Component data from apps and pages
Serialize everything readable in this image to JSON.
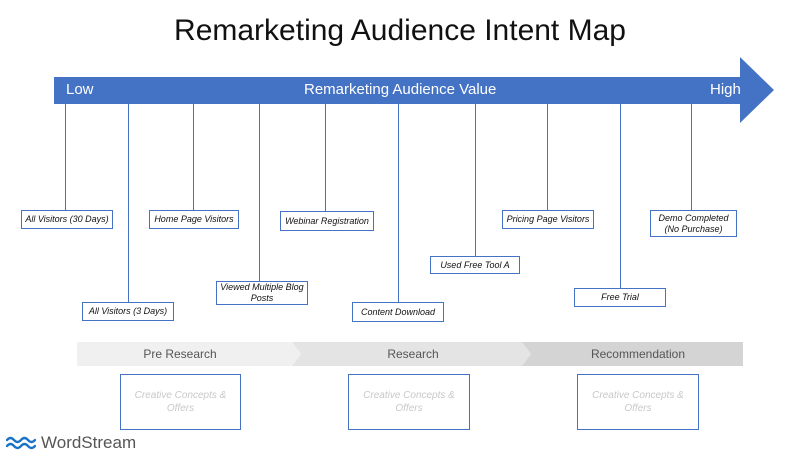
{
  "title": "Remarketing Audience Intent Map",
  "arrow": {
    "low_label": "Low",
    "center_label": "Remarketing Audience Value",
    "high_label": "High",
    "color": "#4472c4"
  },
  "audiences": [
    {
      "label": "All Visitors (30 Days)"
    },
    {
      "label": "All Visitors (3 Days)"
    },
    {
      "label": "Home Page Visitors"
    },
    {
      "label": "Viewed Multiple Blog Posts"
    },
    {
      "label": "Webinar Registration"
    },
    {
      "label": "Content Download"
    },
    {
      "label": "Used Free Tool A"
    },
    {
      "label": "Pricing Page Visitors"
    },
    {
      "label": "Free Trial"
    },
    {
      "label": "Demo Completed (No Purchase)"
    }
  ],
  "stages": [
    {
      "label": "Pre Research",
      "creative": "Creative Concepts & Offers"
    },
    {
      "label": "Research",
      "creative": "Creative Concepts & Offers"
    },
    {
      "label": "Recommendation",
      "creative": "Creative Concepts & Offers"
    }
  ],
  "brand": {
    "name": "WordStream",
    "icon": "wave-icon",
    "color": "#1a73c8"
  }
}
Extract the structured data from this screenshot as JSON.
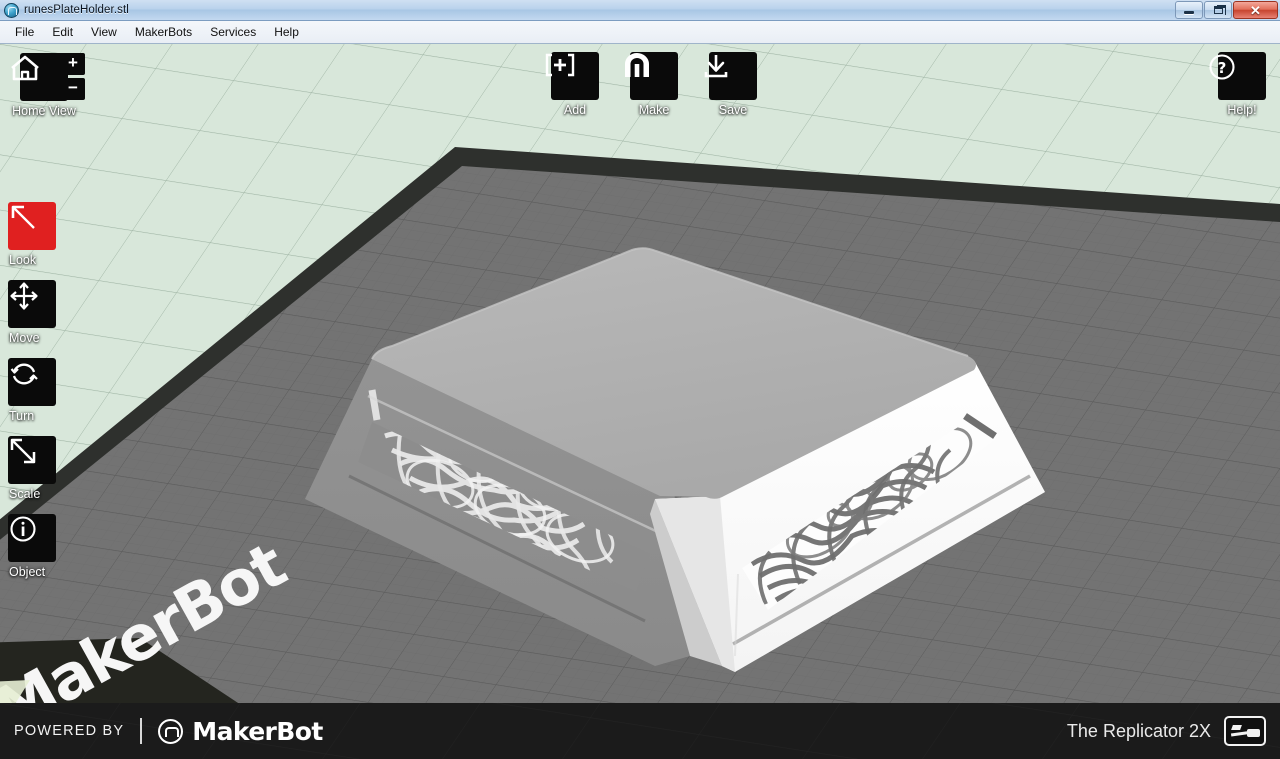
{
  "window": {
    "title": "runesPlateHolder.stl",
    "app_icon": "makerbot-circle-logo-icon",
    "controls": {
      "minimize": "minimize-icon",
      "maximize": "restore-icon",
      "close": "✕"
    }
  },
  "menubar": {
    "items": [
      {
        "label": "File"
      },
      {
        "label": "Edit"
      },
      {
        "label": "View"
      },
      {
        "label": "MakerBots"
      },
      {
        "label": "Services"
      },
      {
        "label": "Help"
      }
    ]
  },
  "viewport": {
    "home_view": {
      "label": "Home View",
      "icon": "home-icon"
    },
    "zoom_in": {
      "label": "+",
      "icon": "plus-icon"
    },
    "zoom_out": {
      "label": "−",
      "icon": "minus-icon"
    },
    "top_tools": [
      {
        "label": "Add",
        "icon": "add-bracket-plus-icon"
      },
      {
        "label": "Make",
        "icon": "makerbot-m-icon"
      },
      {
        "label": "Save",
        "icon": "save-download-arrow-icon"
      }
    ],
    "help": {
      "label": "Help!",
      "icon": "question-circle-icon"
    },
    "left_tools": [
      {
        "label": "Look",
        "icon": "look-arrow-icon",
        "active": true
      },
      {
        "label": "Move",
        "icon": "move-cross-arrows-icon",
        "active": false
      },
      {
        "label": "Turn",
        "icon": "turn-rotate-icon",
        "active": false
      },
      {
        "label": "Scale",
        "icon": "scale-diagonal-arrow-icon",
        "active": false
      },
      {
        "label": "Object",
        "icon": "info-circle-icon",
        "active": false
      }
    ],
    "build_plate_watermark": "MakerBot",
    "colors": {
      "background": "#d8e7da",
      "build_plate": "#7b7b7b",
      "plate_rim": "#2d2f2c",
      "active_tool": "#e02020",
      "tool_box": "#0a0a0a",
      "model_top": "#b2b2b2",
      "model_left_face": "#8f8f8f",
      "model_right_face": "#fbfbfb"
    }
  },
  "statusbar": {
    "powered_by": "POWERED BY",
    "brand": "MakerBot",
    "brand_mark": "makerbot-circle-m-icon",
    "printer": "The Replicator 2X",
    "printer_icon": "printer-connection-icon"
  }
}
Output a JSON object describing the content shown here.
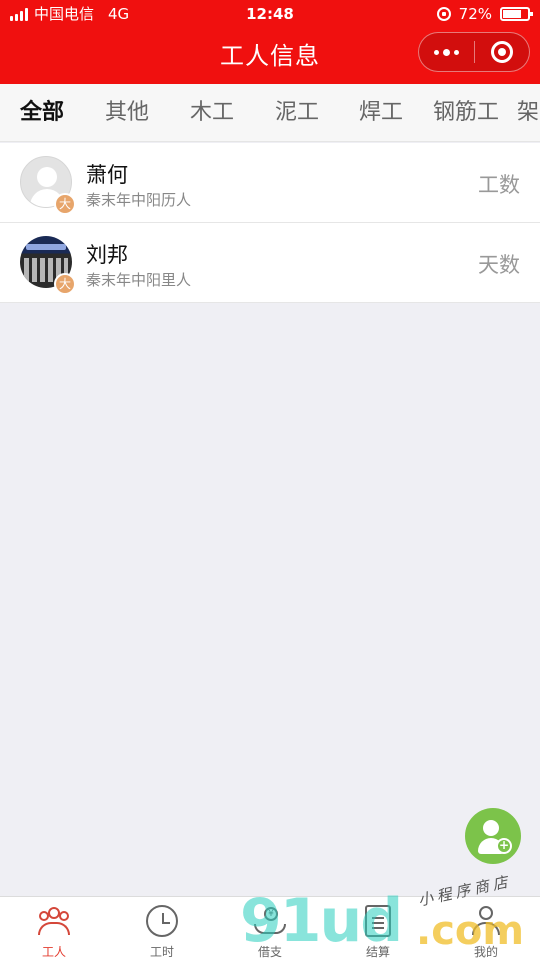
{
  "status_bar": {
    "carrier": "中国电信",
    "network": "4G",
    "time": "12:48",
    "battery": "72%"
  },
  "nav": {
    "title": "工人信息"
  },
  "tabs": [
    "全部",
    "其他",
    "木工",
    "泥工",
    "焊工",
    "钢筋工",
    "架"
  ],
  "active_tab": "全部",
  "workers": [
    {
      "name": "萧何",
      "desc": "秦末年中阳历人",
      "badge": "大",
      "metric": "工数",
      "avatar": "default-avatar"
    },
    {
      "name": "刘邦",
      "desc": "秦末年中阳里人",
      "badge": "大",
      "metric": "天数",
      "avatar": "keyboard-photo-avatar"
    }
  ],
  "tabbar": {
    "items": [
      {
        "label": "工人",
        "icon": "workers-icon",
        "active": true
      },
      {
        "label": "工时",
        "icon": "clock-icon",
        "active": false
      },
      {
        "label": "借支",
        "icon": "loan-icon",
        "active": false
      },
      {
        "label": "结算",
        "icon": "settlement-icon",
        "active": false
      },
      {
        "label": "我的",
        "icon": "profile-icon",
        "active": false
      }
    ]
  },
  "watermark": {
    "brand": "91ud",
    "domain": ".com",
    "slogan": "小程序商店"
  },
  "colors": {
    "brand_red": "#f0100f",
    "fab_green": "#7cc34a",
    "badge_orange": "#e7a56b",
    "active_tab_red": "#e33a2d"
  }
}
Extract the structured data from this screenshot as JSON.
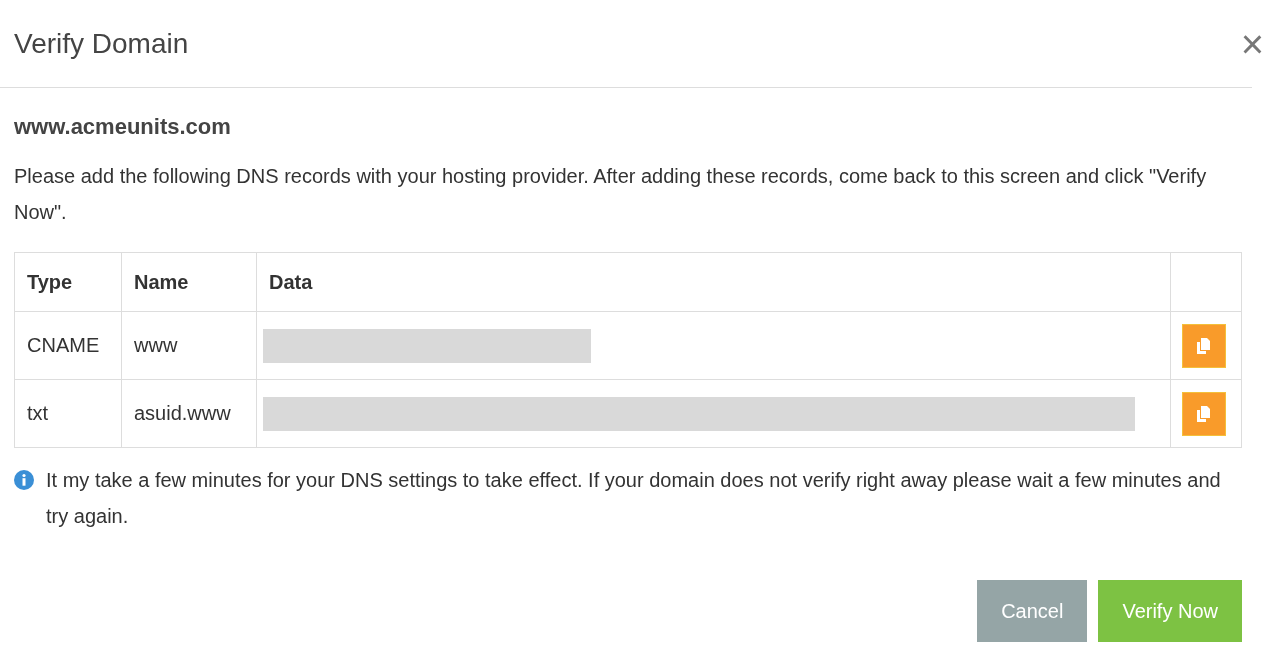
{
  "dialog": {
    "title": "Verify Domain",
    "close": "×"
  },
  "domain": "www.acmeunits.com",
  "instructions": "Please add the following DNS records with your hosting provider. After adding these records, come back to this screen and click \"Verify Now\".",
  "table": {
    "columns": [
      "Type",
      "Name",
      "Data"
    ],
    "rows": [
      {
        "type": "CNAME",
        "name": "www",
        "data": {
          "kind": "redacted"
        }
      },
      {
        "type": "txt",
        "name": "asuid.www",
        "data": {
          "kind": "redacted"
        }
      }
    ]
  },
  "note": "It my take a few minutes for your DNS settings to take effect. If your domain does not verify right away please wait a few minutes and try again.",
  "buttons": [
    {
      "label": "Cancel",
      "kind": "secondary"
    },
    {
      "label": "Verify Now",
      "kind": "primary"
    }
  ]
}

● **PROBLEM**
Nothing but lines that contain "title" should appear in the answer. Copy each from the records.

● **OUTPUT**
  "title": "Remarketing Audience Intent Map",
    "title": "runesPlateHolder.stl",
    "title": "工人信息"
    "title": "Verify Domain",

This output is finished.